In Giardini, the gardens where the Biennial pavilions of most major countries are located, Lanko realized an outdoor installation called “Piazza Ucraina” together with the other curators of the Ukrainian Pavilion, Borys Filonenko and Lizaveta German.
The installation includes a series of columns that have been studied by the curators and will be covered with posters reflecting the war. In the centre, a mock-up of a sandbag-covered monument symbolizes Ukraine’s efforts to preserve its heritage.
The biennial’s president, Roberto Cicutto, said in a statement that it is “a space dedicated to Ukrainian artists and their resistance to aggression” and that it will “help raise awareness in the world against war and everything that comes with it”.
Cecilia Alemani, curator of the biennial’s main exhibition, said that during its 127 years of existence, the event “recorded the shocks and revolutions of history like a seismograph”. Our hope is that with ‘Piazza Ucraina’ we can create a platform of solidarity for the Ukrainian people in the world of Giardini.”
Uncertainty will continue as long as the war continues; Makov said he wasn’t sure what would happen next. After the Biennial opened on Saturday, “There are no plans and I’ve decided not to even think about it. I’ll see,” he said.

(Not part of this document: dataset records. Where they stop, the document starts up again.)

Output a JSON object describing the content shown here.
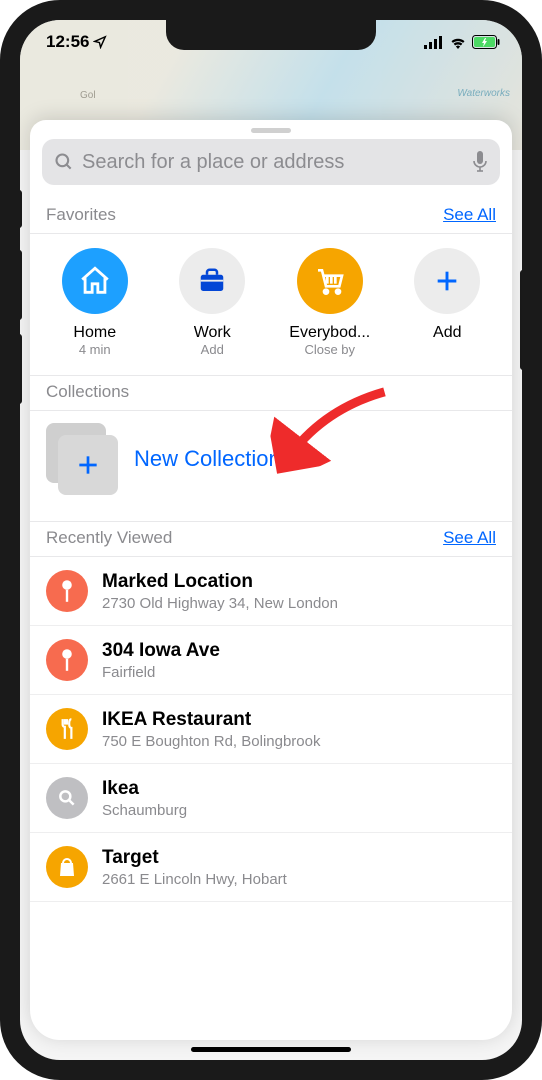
{
  "status": {
    "time": "12:56"
  },
  "map": {
    "label_gol": "Gol",
    "label_waterworks": "Waterworks"
  },
  "search": {
    "placeholder": "Search for a place or address"
  },
  "favorites": {
    "title": "Favorites",
    "see_all": "See All",
    "items": [
      {
        "label": "Home",
        "sub": "4 min",
        "color": "#1da0ff",
        "icon": "home"
      },
      {
        "label": "Work",
        "sub": "Add",
        "color": "#ececec",
        "icon": "briefcase"
      },
      {
        "label": "Everybod...",
        "sub": "Close by",
        "color": "#f6a500",
        "icon": "cart"
      },
      {
        "label": "Add",
        "sub": "",
        "color": "#ececec",
        "icon": "plus"
      }
    ]
  },
  "collections": {
    "title": "Collections",
    "new_label": "New Collection…"
  },
  "recent": {
    "title": "Recently Viewed",
    "see_all": "See All",
    "items": [
      {
        "title": "Marked Location",
        "sub": "2730 Old Highway 34, New London",
        "icon": "pin",
        "color": "#f76b4f"
      },
      {
        "title": "304 Iowa Ave",
        "sub": "Fairfield",
        "icon": "pin",
        "color": "#f76b4f"
      },
      {
        "title": "IKEA Restaurant",
        "sub": "750 E Boughton Rd, Bolingbrook",
        "icon": "fork",
        "color": "#f6a500"
      },
      {
        "title": "Ikea",
        "sub": "Schaumburg",
        "icon": "search",
        "color": "#bfbfc2"
      },
      {
        "title": "Target",
        "sub": "2661 E Lincoln Hwy, Hobart",
        "icon": "bag",
        "color": "#f6a500"
      }
    ]
  }
}
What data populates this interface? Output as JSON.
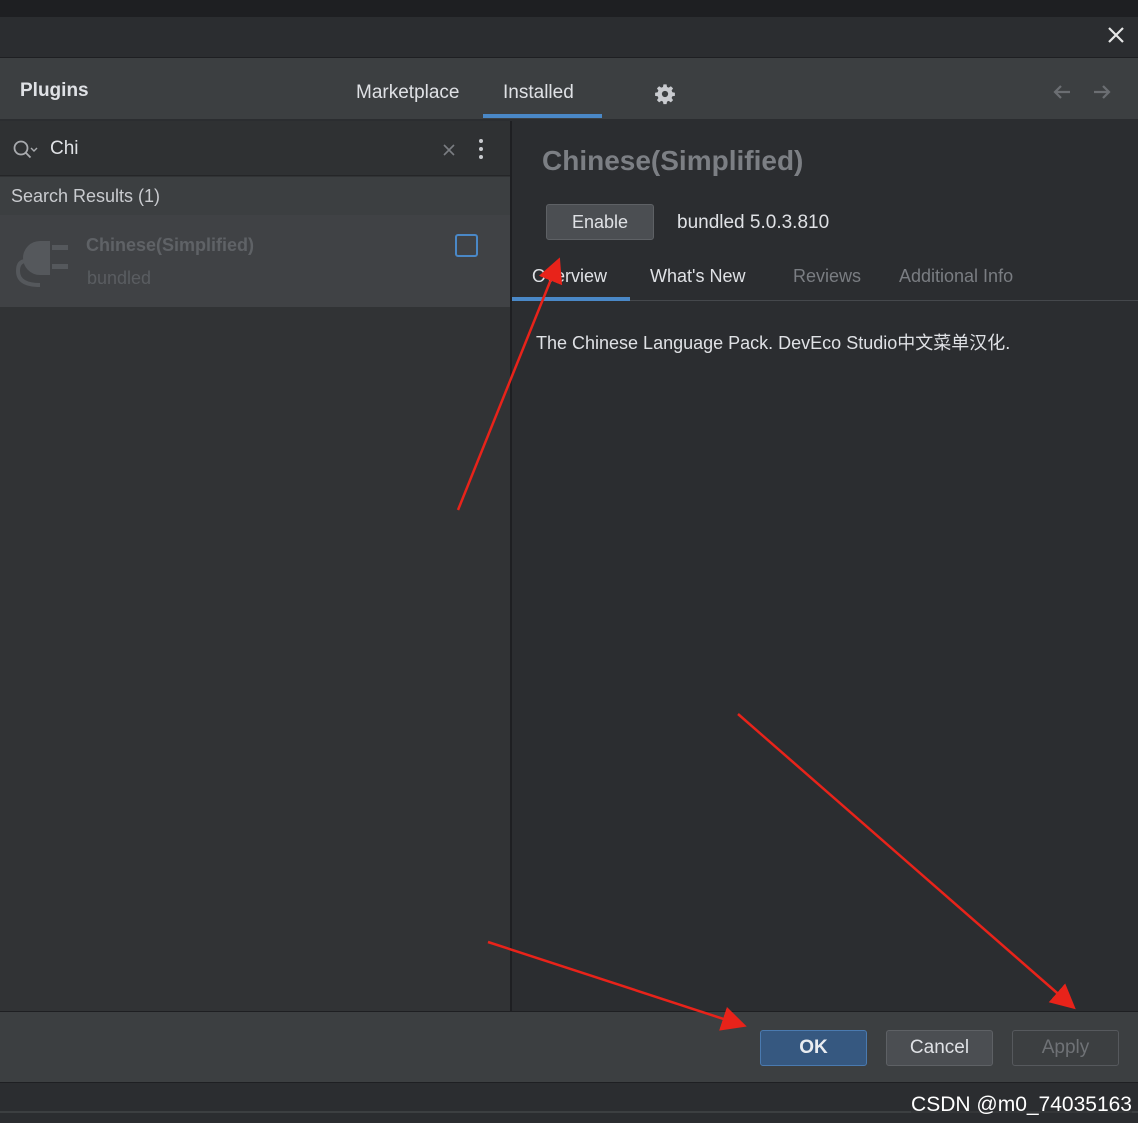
{
  "dialog": {
    "title": "Plugins",
    "tabs": [
      {
        "label": "Marketplace",
        "active": false
      },
      {
        "label": "Installed",
        "active": true
      }
    ],
    "icons": {
      "close": "close-icon",
      "settings": "gear-icon",
      "back": "arrow-left-icon",
      "forward": "arrow-right-icon"
    }
  },
  "search": {
    "value": "Chi",
    "icon": "search-icon",
    "clear_icon": "clear-icon",
    "menu_icon": "more-vertical-icon"
  },
  "results": {
    "header": "Search Results (1)",
    "items": [
      {
        "name": "Chinese(Simplified)",
        "subtitle": "bundled",
        "icon": "plug-icon",
        "checked": false
      }
    ]
  },
  "detail": {
    "title": "Chinese(Simplified)",
    "enable_label": "Enable",
    "version": "bundled 5.0.3.810",
    "tabs": [
      {
        "label": "Overview",
        "active": true
      },
      {
        "label": "What's New",
        "active": false
      },
      {
        "label": "Reviews",
        "active": false
      },
      {
        "label": "Additional Info",
        "active": false
      }
    ],
    "description": "The Chinese Language Pack. DevEco Studio中文菜单汉化."
  },
  "footer": {
    "ok_label": "OK",
    "cancel_label": "Cancel",
    "apply_label": "Apply"
  },
  "watermark": "CSDN @m0_74035163",
  "colors": {
    "accent": "#4a88c7",
    "annotation_arrow": "#e8231a",
    "background": "#2b2d30"
  }
}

Lanko said he hopes he will be able to return to Kiev soon. For now – though she remains worried about her family and friends in her hometown – she tries to focus on the positive: she arrived in Venice through Makov’s work; The Ukrainian Pavilion will not sit idly by. “I wake up, give myself an hour to cry, and then do something,” she said. “It was important to succeed in the end despite the circumstances. Not everyone has the opportunity to leave Ukraine and have a voice.”